U.S. foreign and immigration policy is responsible for much of the pressure causing the flow of people from Central America. The tide of Central American migration began during wars promoted by U.S. President Ronald Reagan in the 1980s, in which he armed regimes and contra armies opposed to progressive social change. Two million Salvadorans alone came to the U.S. during the late 1970s and 80s, along with thousands of Guatemalans and Nicaraguans. Whole families fled, leaving loved ones behind with the hope that some day they’d be reunited.

Subsequently the North American and Central American Free Trade Agreements and structural adjustment policies required privatization of businesses in Mexico and Central America and cuts in their social budgets. Treaties and econoomic reforms accelerated the forced displacement of communities by foreign mining projects. Huge U.S. corporations dumped corn and other agricultural products in Mexico and Central America, driving rural families off their lands when they could not compete.
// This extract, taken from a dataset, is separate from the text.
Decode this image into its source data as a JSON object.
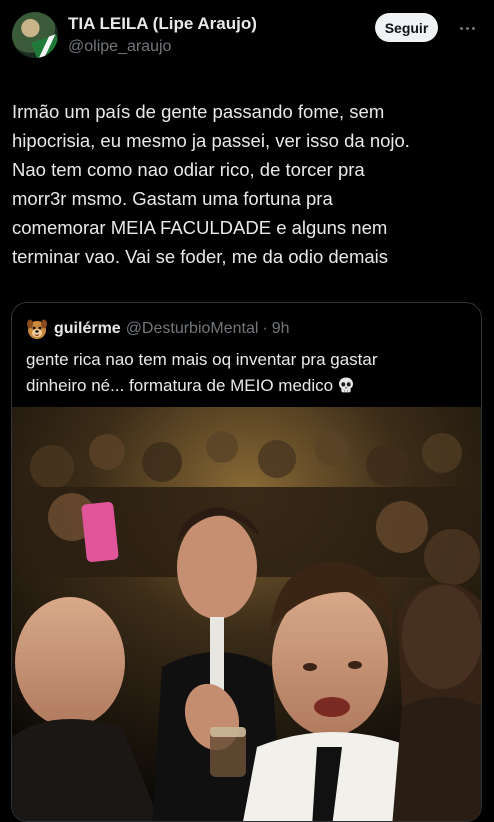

When governments or people resisted NAFTA and CAFTA, the United States threatened reprisals. In El Salvador in 2004 Otto Reich, Assistant Secretary of State for Western Hemisphere Affairs, threatened to cut off the flow of remittances (money sent back home from family members working in the U.S.) if people voted for a leftwing party, the FMLN. The FMLN lost, and the following year a rightwing government signed CAFTA. In 2009 Honduras’ wealthy elite overthrew President Manuel Zelaya because he raised the minimum wage, gave subsidies to small farmers, cut interest rates and instituted free education. The Obama administration gave a de facto approval to the coup regime that followed.

Young people from Central America arriving in Los Angeles and big U.S. cities were recruited into gangs. U.S. law enforcement and immigration authorities then targeted Central American youth with a huge program of deportations. In Central America this policy led to the growth of gang violence. In El Salvador, Guatemala and Honduras, U.S. law enforcement assistance pressured local law enforcement to adopt a “mano dura” or hardline approach to gang members, leading to the incarceration of many young people deported from the U.S. almost as soon as they arrived.

El Salvador, which today has a leftwing FMLN government, has a commitment to a policy of jobs and economic development, to provide an alternative to migration. But in Guatemala and Honduras, the U.S. is supporting very rightwing governments who only use a heavy enforcement approach, supported by U.S. funding and assistance.

Discussion of these root causes for migration has been almost entirely absent in the U.S. media. Politicians in Washington now even call for repeating the same steps that led to this migration in the first place. New Jersey Democratic Senator Bob Menendez, for instance, called for increasing funding for the U.S. military’s Southern Command and the State Department’s Central American Security Initiative, giving millions of dollars to the army and police in Central American rightwing regimes. President Obama’s request for US$3.7 billion included that funding.

And while retreating on promises to slow deportations, the administration began implementing a fast deportation policy for Central American youth, despite its dubious legality. This measure will cause more pain for families, but fail completely to stop migration. More people will continue to come to the U.S., driven by poverty and repression, made worse by pro-corporate trade agreements and foreign intervention. At the same time, at current deportation rates, about 70,000 people will be deported just between the time of the President’s announcement of the delay and the November election.

“He has stabbed us in the back,” said Veronica Noriega, who recently undertook a hunger strike to demand the release of her husband, Ramon Mendoza Pascual, from detention at the Tacoma Detention Center. “The Republicans openly said ‘no’ to us, but the President deceived us.” Villapando added bitterly. “We know our long-term prospects better than anyone – the President has made us experts in our own suffering by unrolling policy after devastating policy targeting our families and communities. We know what needs to happen. The President has failed to listen to us, and now he has failed to act.”